BACKGROUND. Sorafenib is an oral antiangiogenic agent administered in advanced-stage hepatocellular carcinoma (HCC). Based on preclinical and human studies, we hypothesized that, in addition to its antiangiogenic properties, sorafenib may beneficially reduce the extent of the immunosuppressive network in HCC patients. To test this hypothesis, we examined whether alterations in the immunosuppressive burden of advanced-stage HCC patients correlated with clinical outcome.
METHODS. In before and after sorafenib treatment, blood samples collected from 19 patients with advanced HCC, the frequency of PD-1+ T cells, Tregs, and myeloid derived suppressor cells (MDSC) were quantified by multiparameter FACS. Cytokine levels in plasma were determined by ELISA.
RESULTS. Overall survival (OS) was significantly impacted by the reduction in the absolute number of both CD4+PD-1+ T cells and CD8+PD-1+ T cells following sorafenib treatment. Significant decreases in the frequency and absolute number of Foxp3+ Tregs were also observed, and a statistically significant improvement in OS was noted in patients exhibiting a greater decrease in the number of Foxp3+ Tregs. The ratio of CD4+CD127+PD-1– T effector cells to CD4+Foxp3+PD-1+ Tregs was significantly increased following treatment with sorafenib. Increased frequency of CD4+CD127+ T effector cells in the posttreatment samples significantly correlated with OS.
CONCLUSION. This study is the first to our knowledge to demonstrate the potent immunomodulatory effects of sorafenib therapy on PD-1+ T cells and Tregs and the ensuing correlation with survival.

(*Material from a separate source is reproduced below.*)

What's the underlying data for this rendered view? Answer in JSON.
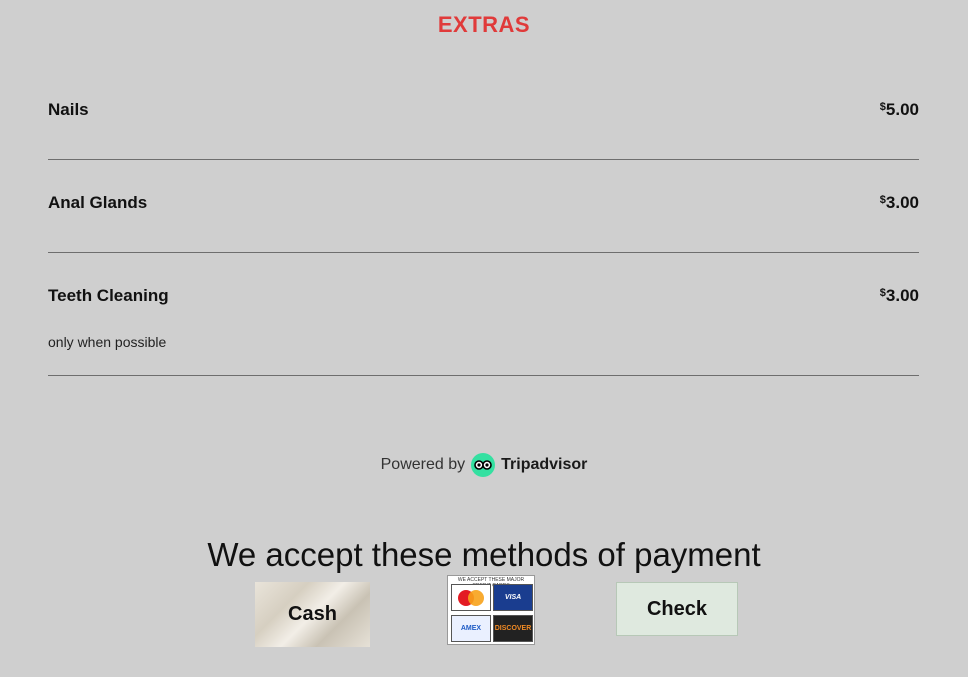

These phenotypes could serve as predictive biomarkers to identify HCC patients who are likely to benefit from sorafenib treatment.
TRIAL REGISTRATION. Registration is not required for observational studies.
FUNDING. This study was supported by NCI Core Grant to RPCI (NIH P30 CA016056) and discretionary funds to Y. Thanavala.
Suresh Gopi Kalathil, Amit Anand Lugade, Austin Miller, Renuka Iyer, Yasmin Thanavala